Max examined the display with a considering, expert's eye and decided to ignore his wife's suggestion that he check the list she and Miriam had begun as soon as the gifts began to arrive. She'd just said that to keep him out of mischief. Anyhow, he didn't know where she'd put the damned list. Besides, it was impossible to do the job under these conditions, with people coming and going and wanting to talk and getting in the way. The pace was picking up. More guests were coming, more food being delivered, more people wanting to see the presents. Where, he wondered, had all this stuff come from? The glittering array covered the desk, the library table, and the other tables that had been brought in from various rooms and draped decorously in white linen. Six coffeemakers, four blenders, several other gadgets whose functions he was afraid to speculate about, vessels of silver, crystal, china, pottery, plastic, feathers ... Max did a double take. They were feathers, dry, molting, faded feathers, covering a bowl the size of a washbasin. Its original function was questionable, its present utility nil. That had to have come from the Kelling side. The Kellings never threw anything away. Maybe this was one of Aunt Apple's family treasures.

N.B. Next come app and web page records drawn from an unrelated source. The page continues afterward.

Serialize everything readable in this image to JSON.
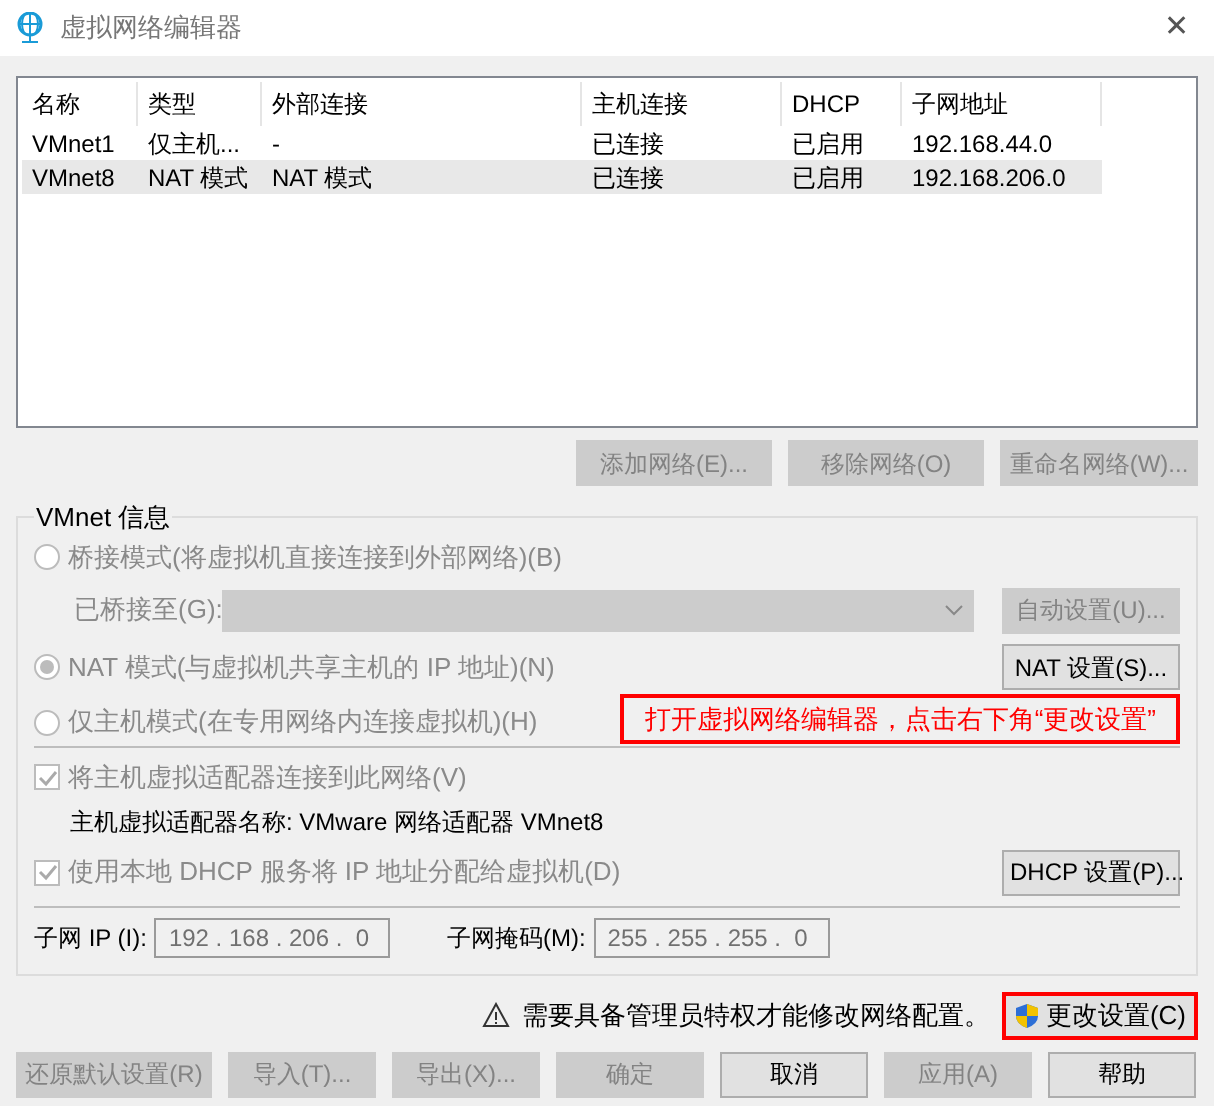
{
  "window": {
    "title": "虚拟网络编辑器",
    "close": "✕"
  },
  "table": {
    "columns": [
      "名称",
      "类型",
      "外部连接",
      "主机连接",
      "DHCP",
      "子网地址"
    ],
    "rows": [
      {
        "cells": [
          "VMnet1",
          "仅主机...",
          "-",
          "已连接",
          "已启用",
          "192.168.44.0"
        ],
        "selected": false
      },
      {
        "cells": [
          "VMnet8",
          "NAT 模式",
          "NAT 模式",
          "已连接",
          "已启用",
          "192.168.206.0"
        ],
        "selected": true
      }
    ]
  },
  "network_buttons": [
    {
      "label": "添加网络(E)...",
      "disabled": true
    },
    {
      "label": "移除网络(O)",
      "disabled": true
    },
    {
      "label": "重命名网络(W)...",
      "disabled": true
    }
  ],
  "vmnet_info": {
    "title": "VMnet 信息",
    "bridged": {
      "label": "桥接模式(将虚拟机直接连接到外部网络)(B)",
      "selected": false,
      "disabled": true
    },
    "bridged_to": {
      "label": "已桥接至(G):",
      "disabled": true,
      "button": {
        "label": "自动设置(U)...",
        "disabled": true
      }
    },
    "nat": {
      "label": "NAT 模式(与虚拟机共享主机的 IP 地址)(N)",
      "selected": true,
      "disabled": true,
      "button": {
        "label": "NAT 设置(S)...",
        "disabled": false
      }
    },
    "host_only": {
      "label": "仅主机模式(在专用网络内连接虚拟机)(H)",
      "selected": false,
      "disabled": true
    },
    "annotation": "打开虚拟网络编辑器，点击右下角“更改设置”",
    "connect_adapter": {
      "label": "将主机虚拟适配器连接到此网络(V)",
      "checked": true,
      "disabled": true
    },
    "adapter_name": "主机虚拟适配器名称: VMware 网络适配器 VMnet8",
    "use_dhcp": {
      "label": "使用本地 DHCP 服务将 IP 地址分配给虚拟机(D)",
      "checked": true,
      "disabled": true,
      "button": {
        "label": "DHCP 设置(P)...",
        "disabled": false
      }
    },
    "subnet_ip": {
      "label": "子网 IP (I):",
      "value": "192 . 168 . 206 .  0"
    },
    "subnet_mask": {
      "label": "子网掩码(M):",
      "value": "255 . 255 . 255 .  0"
    }
  },
  "admin_notice": {
    "text": "需要具备管理员特权才能修改网络配置。",
    "button": "更改设置(C)"
  },
  "footer_buttons": [
    {
      "label": "还原默认设置(R)",
      "disabled": true
    },
    {
      "label": "导入(T)...",
      "disabled": true
    },
    {
      "label": "导出(X)...",
      "disabled": true
    },
    {
      "label": "确定",
      "disabled": true
    },
    {
      "label": "取消",
      "disabled": false
    },
    {
      "label": "应用(A)",
      "disabled": true
    },
    {
      "label": "帮助",
      "disabled": false
    }
  ]
}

Tearing his incredulous eyes away from the object, Max was pleased to see Egbert, Uncle Jem's aged and invaluable valet de chambre, companion, and all-round good egg. They exchanged greetings that were, at least on Max's part, heartfelt. The room was too crowded. People were getting fingerprints on the silver, and jostling the tables, and picking up those handy white cards and probably not putting them back with the right gifts. Egbert was up to the job. Max watched admiringly as Egbert moved from one group to another, murmuring hints about coffee and pastries on the deck and suggesting guests might care to stroll down to the carriage house for a look at the Thunderbird, the studio, and the upstairs living quarters, giving special attention to the curtains and pillow tops, all embroidered by Mrs. Bittersohn Senior using motifs taken from Tracy's prizewinning pottery, which could already be seen in some of the more prestigious decorating shops.
Finally the place began to clear out, and Max, who had decided to concentrate on looking elegant and debonair, relaxed. People were drifting toward the big tent, where the bridal couple would stand to take their vows. Egbert tactfully urged the last of the viewers away, leaving Max alone in the library. Max glanced at his watch. He'd better get out there and make like a host until the ushers had got everybody seated. He cast a final glance over the wedding gifts, and froze.

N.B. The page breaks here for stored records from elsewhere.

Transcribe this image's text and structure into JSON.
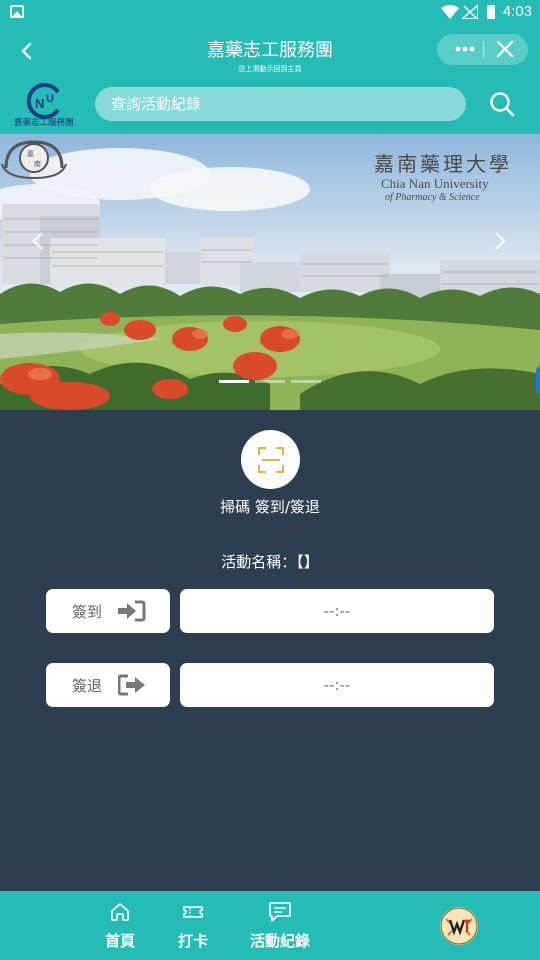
{
  "status_bar": {
    "time": "4:03"
  },
  "header": {
    "title": "嘉藥志工服務團",
    "subtitle": "往上滑動示回到主頁",
    "more_icon": "more-dots-icon",
    "close_icon": "close-icon"
  },
  "search": {
    "placeholder": "查詢活動紀錄",
    "logo_text": "嘉藥志工服務團"
  },
  "banner": {
    "university_cn": "嘉南藥理大學",
    "university_en": "Chia Nan University",
    "university_en2": "of Pharmacy & Science",
    "slides": 3,
    "active_slide": 1
  },
  "scan": {
    "label": "掃碼 簽到/簽退"
  },
  "activity": {
    "label": "活動名稱：【】"
  },
  "checkin": {
    "label": "簽到",
    "time": "--:--"
  },
  "checkout": {
    "label": "簽退",
    "time": "--:--"
  },
  "tabs": [
    {
      "label": "首頁",
      "icon": "home-icon"
    },
    {
      "label": "打卡",
      "icon": "ticket-icon"
    },
    {
      "label": "活動紀錄",
      "icon": "chat-record-icon"
    }
  ],
  "colors": {
    "primary": "#25bcb6",
    "background": "#2c3e50",
    "scan_accent": "#e3b04b"
  }
}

Most Helpful Customer Reviews
Charlotte MacLeod's tales of plucky New England aristocrat Sarah Kelling, her Jewish art-expert husband Max Bittersohn, and her large, loony family are a reading experience that (in my experience) you either love or hate. The characters, the dialog, and the situations are amusing in the no-relation-to-reality way of 1930s movies but the mysteries are flimsy to the point of absurdity. This late entry in the series exhibits that quality more than most. Fans of the series will find it an enjoyable, if familiar, outing with old friends. Non-fans are unlikely to make it past the second chapter.

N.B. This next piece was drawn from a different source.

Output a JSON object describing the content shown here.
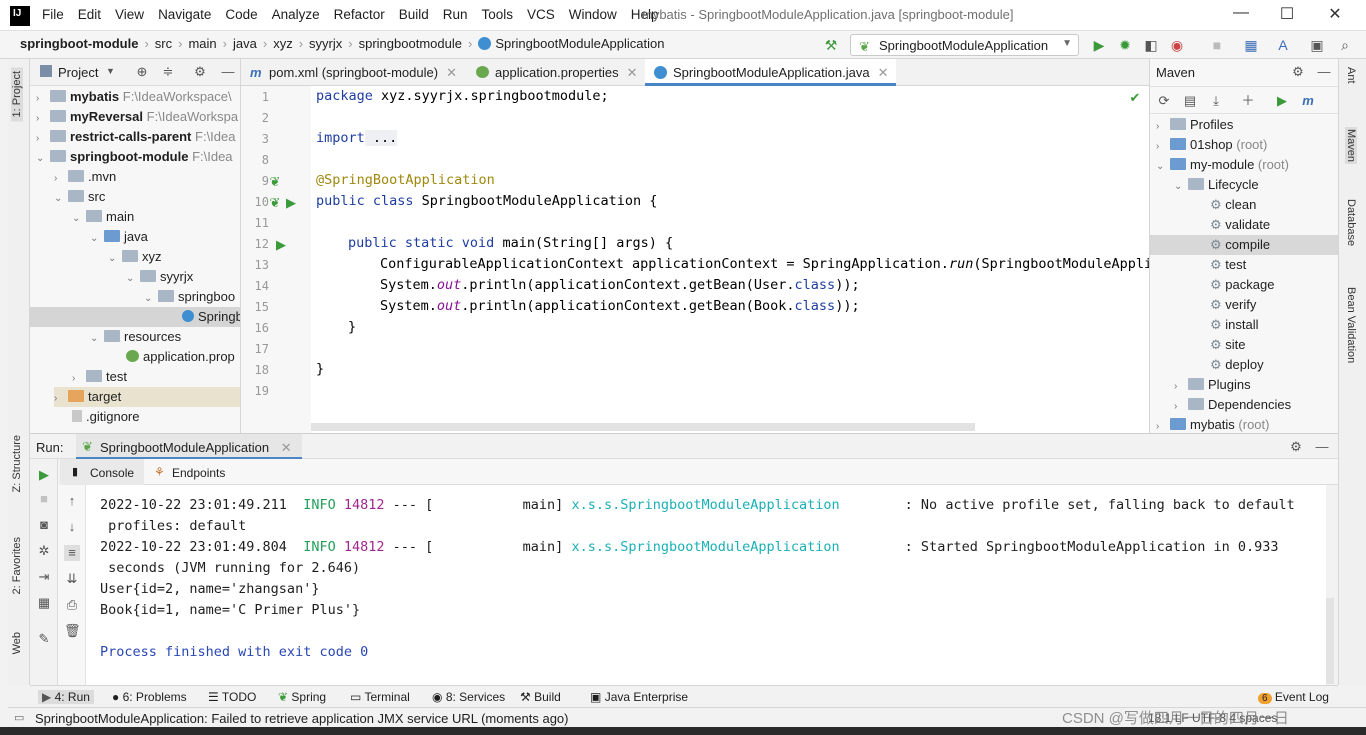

This book was okay but it takes you a while to get into it. I have read other Charlotte MacLeod books, but this was not one of my favorites. It is interesting but at some parts it is slow.